Broadly, the rules provide that a company making the expenditure within South Africa for purposes of trade can deduct
150%. The minister of science and technology must, however, approve the expenditure according to a list of criteria. Only expenditure gone into on or after the date of approval qualifies.

The acquisition of immovable property, equipment and associated accoutrements is not allowable expenditure, save for expenditure in respect of assembly of a prototype. The latter should not be assembled for manufacture or resale, but be built for R&D only. Costs relating to administration or compliance are excluded as well.

The funding by a taxpayer of another taxpayer’s R&D is allowable as a deduction in the amount of 150% of the expenditure, subject to strict provisions. These include approval of the minister and the fact that the funded entity is an associated company.

A further limitation is that the exemption applies only to the actual amount spent, not the amount originally made available.
The minister’s approval can be withdrawn if reporting commitments are not adhered to, or if a material change of facts occurs, or in the case of misrepresentation.
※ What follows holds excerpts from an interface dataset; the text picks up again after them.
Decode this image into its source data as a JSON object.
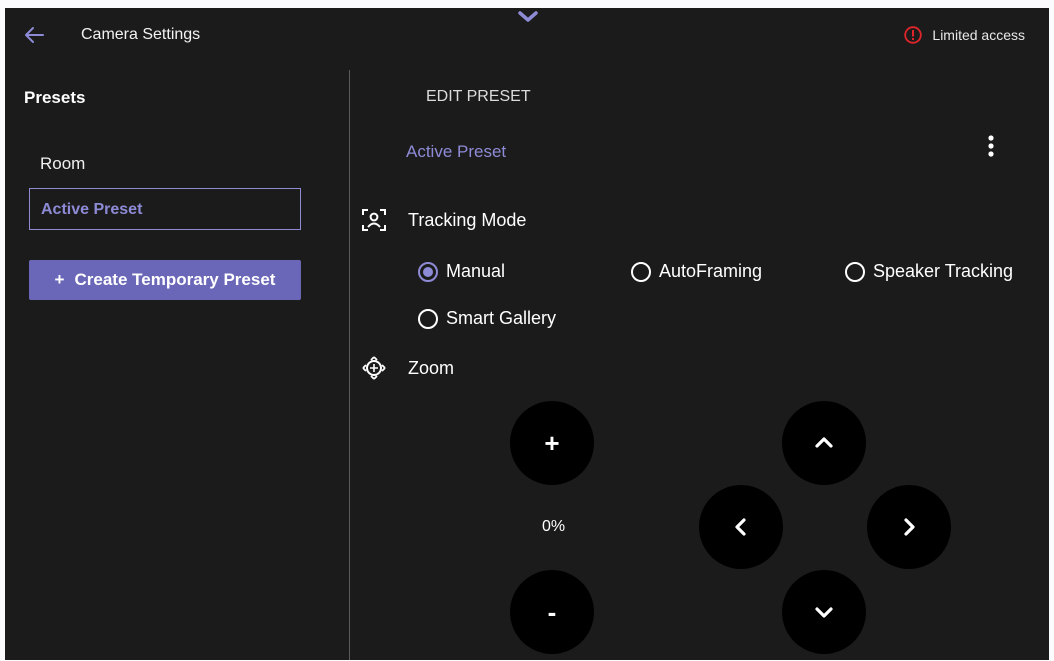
{
  "header": {
    "title": "Camera Settings",
    "back_icon": "arrow-left-icon",
    "drawer_handle_icon": "chevron-down-icon",
    "status_text": "Limited access",
    "status_icon": "alert-circle-icon"
  },
  "sidebar": {
    "heading": "Presets",
    "items": [
      {
        "label": "Room",
        "selected": false
      },
      {
        "label": "Active Preset",
        "selected": true
      }
    ],
    "create_button": {
      "icon": "+",
      "label": "Create Temporary Preset"
    }
  },
  "editor": {
    "heading": "EDIT PRESET",
    "preset_name": "Active Preset",
    "more_icon": "more-vertical-icon",
    "tracking": {
      "label": "Tracking Mode",
      "icon": "face-tracking-icon",
      "options": [
        {
          "label": "Manual",
          "selected": true
        },
        {
          "label": "AutoFraming",
          "selected": false
        },
        {
          "label": "Speaker Tracking",
          "selected": false
        },
        {
          "label": "Smart Gallery",
          "selected": false
        }
      ]
    },
    "zoom": {
      "label": "Zoom",
      "icon": "pan-tilt-icon",
      "plus": "+",
      "minus": "-",
      "value": "0%"
    }
  },
  "colors": {
    "background": "#1b1b1b",
    "accent": "#8e8bd6",
    "button": "#6b67b8",
    "warning": "#e0262b"
  }
}
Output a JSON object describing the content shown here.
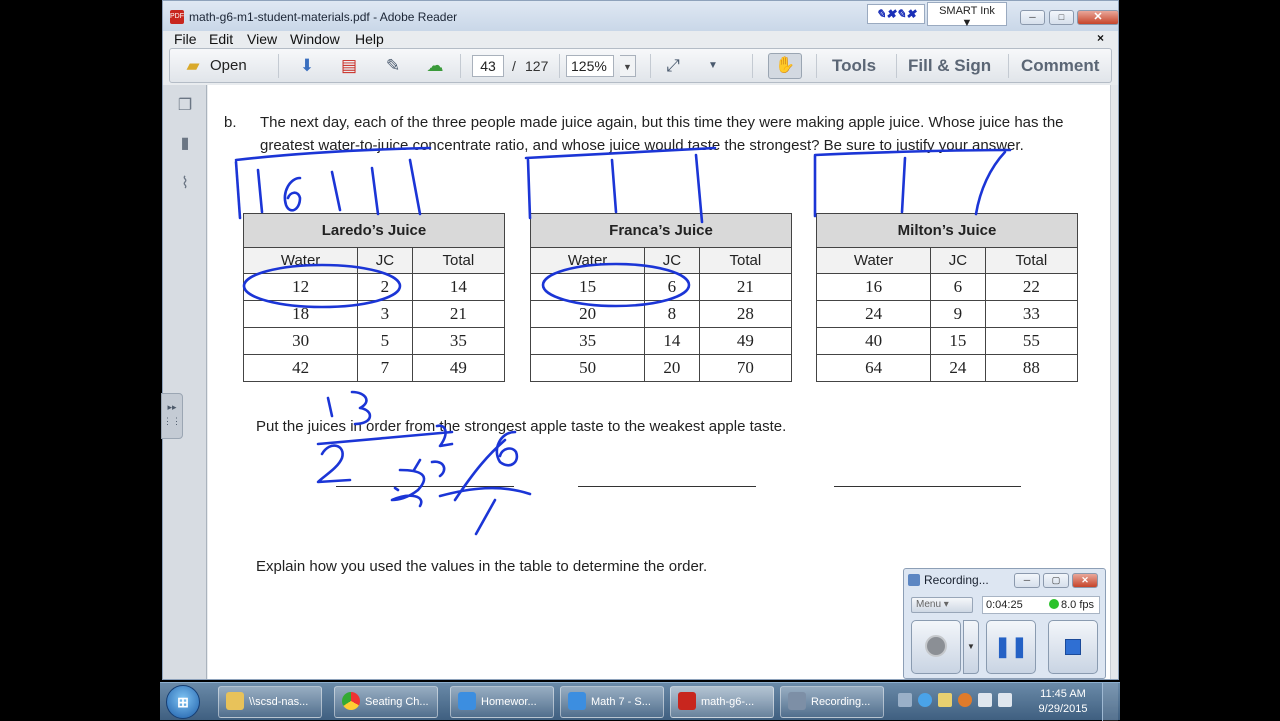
{
  "window": {
    "title": "math-g6-m1-student-materials.pdf - Adobe Reader",
    "smart_ink_label": "SMART Ink",
    "pen_icons": "✎✖✎✖",
    "min_label": "─",
    "max_label": "□",
    "close_label": "✕"
  },
  "menu": [
    "File",
    "Edit",
    "View",
    "Window",
    "Help"
  ],
  "menu_close": "×",
  "toolbar": {
    "open_label": "Open",
    "page_current": "43",
    "page_sep": "/",
    "page_total": "127",
    "zoom": "125%",
    "tools": "Tools",
    "fill_sign": "Fill & Sign",
    "comment": "Comment"
  },
  "sidepanel_tab": "▸▸",
  "document": {
    "question_label": "b.",
    "question": "The next day, each of the three people made juice again, but this time they were making apple juice.  Whose juice has the greatest water-to-juice concentrate ratio, and whose juice would taste the strongest?  Be sure to justify your answer.",
    "order_prompt": "Put the juices in order from the strongest apple taste to the weakest apple taste.",
    "explain_prompt": "Explain how you used the values in the table to determine the order."
  },
  "tables": [
    {
      "title": "Laredo’s Juice",
      "headers": [
        "Water",
        "JC",
        "Total"
      ],
      "rows": [
        [
          "12",
          "2",
          "14"
        ],
        [
          "18",
          "3",
          "21"
        ],
        [
          "30",
          "5",
          "35"
        ],
        [
          "42",
          "7",
          "49"
        ]
      ]
    },
    {
      "title": "Franca’s Juice",
      "headers": [
        "Water",
        "JC",
        "Total"
      ],
      "rows": [
        [
          "15",
          "6",
          "21"
        ],
        [
          "20",
          "8",
          "28"
        ],
        [
          "35",
          "14",
          "49"
        ],
        [
          "50",
          "20",
          "70"
        ]
      ]
    },
    {
      "title": "Milton’s Juice",
      "headers": [
        "Water",
        "JC",
        "Total"
      ],
      "rows": [
        [
          "16",
          "6",
          "22"
        ],
        [
          "24",
          "9",
          "33"
        ],
        [
          "40",
          "15",
          "55"
        ],
        [
          "64",
          "24",
          "88"
        ]
      ]
    }
  ],
  "recording": {
    "title": "Recording...",
    "menu": "Menu",
    "elapsed": "0:04:25",
    "fps": "8.0 fps"
  },
  "taskbar": {
    "tasks": [
      "\\\\scsd-nas...",
      "Seating Ch...",
      "Homewor...",
      "Math 7 - S...",
      "math-g6-...",
      "Recording..."
    ],
    "time": "11:45 AM",
    "date": "9/29/2015"
  },
  "colors": {
    "ink": "#1b35d6",
    "accent_pdf": "#c8261e",
    "table_header": "#d9d9d9"
  }
}
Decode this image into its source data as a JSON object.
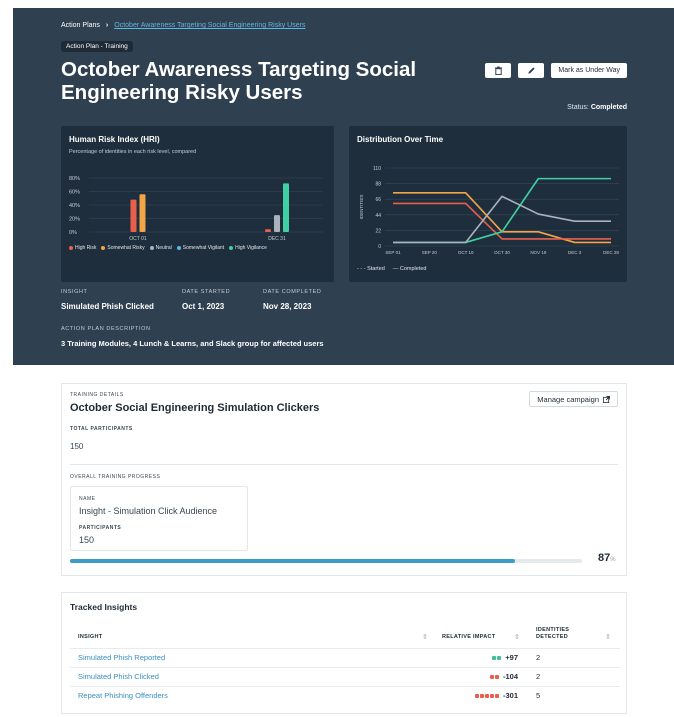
{
  "breadcrumb": {
    "root": "Action Plans",
    "current": "October Awareness Targeting Social Engineering Risky Users"
  },
  "tag": "Action Plan - Training",
  "title": "October Awareness Targeting Social Engineering Risky Users",
  "actions": {
    "delete_icon": "trash-icon",
    "edit_icon": "pencil-icon",
    "mark_label": "Mark as Under Way"
  },
  "status": {
    "label": "Status:",
    "value": "Completed"
  },
  "hri_card": {
    "title": "Human Risk Index (HRI)",
    "subtitle": "Percentage of identities in each risk level, compared"
  },
  "distribution_card": {
    "title": "Distribution Over Time"
  },
  "meta": {
    "insight_label": "INSIGHT",
    "insight_value": "Simulated Phish Clicked",
    "started_label": "DATE STARTED",
    "started_value": "Oct 1, 2023",
    "completed_label": "DATE COMPLETED",
    "completed_value": "Nov 28, 2023",
    "description_label": "ACTION PLAN DESCRIPTION",
    "description_value": "3 Training Modules, 4 Lunch & Learns, and Slack group for affected users"
  },
  "chart_data": [
    {
      "type": "bar",
      "title": "Human Risk Index (HRI)",
      "subtitle": "Percentage of identities in each risk level, compared",
      "categories": [
        "OCT 01",
        "DEC 31"
      ],
      "yticks": [
        "80%",
        "60%",
        "40%",
        "20%",
        "0%"
      ],
      "ylim": [
        0,
        80
      ],
      "series": [
        {
          "name": "High Risk",
          "color": "#e8604c",
          "values": [
            48,
            4
          ]
        },
        {
          "name": "Somewhat Risky",
          "color": "#f2a546",
          "values": [
            56,
            0
          ]
        },
        {
          "name": "Neutral",
          "color": "#aab2bb",
          "values": [
            0,
            25
          ]
        },
        {
          "name": "Somewhat Vigilant",
          "color": "#5ab8dc",
          "values": [
            0,
            0
          ]
        },
        {
          "name": "High Vigilance",
          "color": "#3fd0a3",
          "values": [
            0,
            72
          ]
        }
      ],
      "legend": "bottom"
    },
    {
      "type": "line",
      "title": "Distribution Over Time",
      "ylabel": "IDENTITIES",
      "yticks": [
        110,
        88,
        66,
        44,
        22,
        0
      ],
      "ylim": [
        0,
        110
      ],
      "x": [
        "SEP 01",
        "SEP 20",
        "OCT 10",
        "OCT 30",
        "NOV 19",
        "DEC 3",
        "DEC 28"
      ],
      "series": [
        {
          "color": "#f2a546",
          "values": [
            75,
            75,
            75,
            20,
            20,
            5,
            5
          ]
        },
        {
          "color": "#e8604c",
          "values": [
            60,
            60,
            60,
            10,
            10,
            10,
            10
          ]
        },
        {
          "color": "#3fd0a3",
          "values": [
            5,
            5,
            5,
            20,
            95,
            95,
            95
          ]
        },
        {
          "color": "#aab2bb",
          "values": [
            5,
            5,
            5,
            70,
            45,
            35,
            35
          ]
        }
      ],
      "legend_items": [
        "Started",
        "Completed"
      ]
    }
  ],
  "training": {
    "section_label": "TRAINING DETAILS",
    "title": "October Social Engineering Simulation Clickers",
    "manage_label": "Manage campaign",
    "participants_label": "TOTAL PARTICIPANTS",
    "participants_value": "150",
    "progress_label": "OVERALL TRAINING PROGRESS",
    "audience_name_label": "NAME",
    "audience_name": "Insight - Simulation Click Audience",
    "audience_participants_label": "PARTICIPANTS",
    "audience_participants": "150",
    "progress_value": "87",
    "progress_unit": "%",
    "progress_fraction": 0.87
  },
  "tracked": {
    "title": "Tracked Insights",
    "col_insight": "INSIGHT",
    "col_impact": "RELATIVE IMPACT",
    "col_identities_1": "IDENTITIES",
    "col_identities_2": "DETECTED",
    "rows": [
      {
        "insight": "Simulated Phish Reported",
        "impact": "+97",
        "identities": "2",
        "dots": 2,
        "dot_color": "#3fbf9a"
      },
      {
        "insight": "Simulated Phish Clicked",
        "impact": "-104",
        "identities": "2",
        "dots": 2,
        "dot_color": "#e8604c"
      },
      {
        "insight": "Repeat Phishing Offenders",
        "impact": "-301",
        "identities": "5",
        "dots": 5,
        "dot_color": "#e8604c"
      }
    ]
  }
}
As attractive as the 150% deduction is, better terms are available in special purpose vehicles in countries close by, with no sunset clauses and less red tape. Alternative jurisdictions would certainly be more welcoming and accommodating and offer better incentives.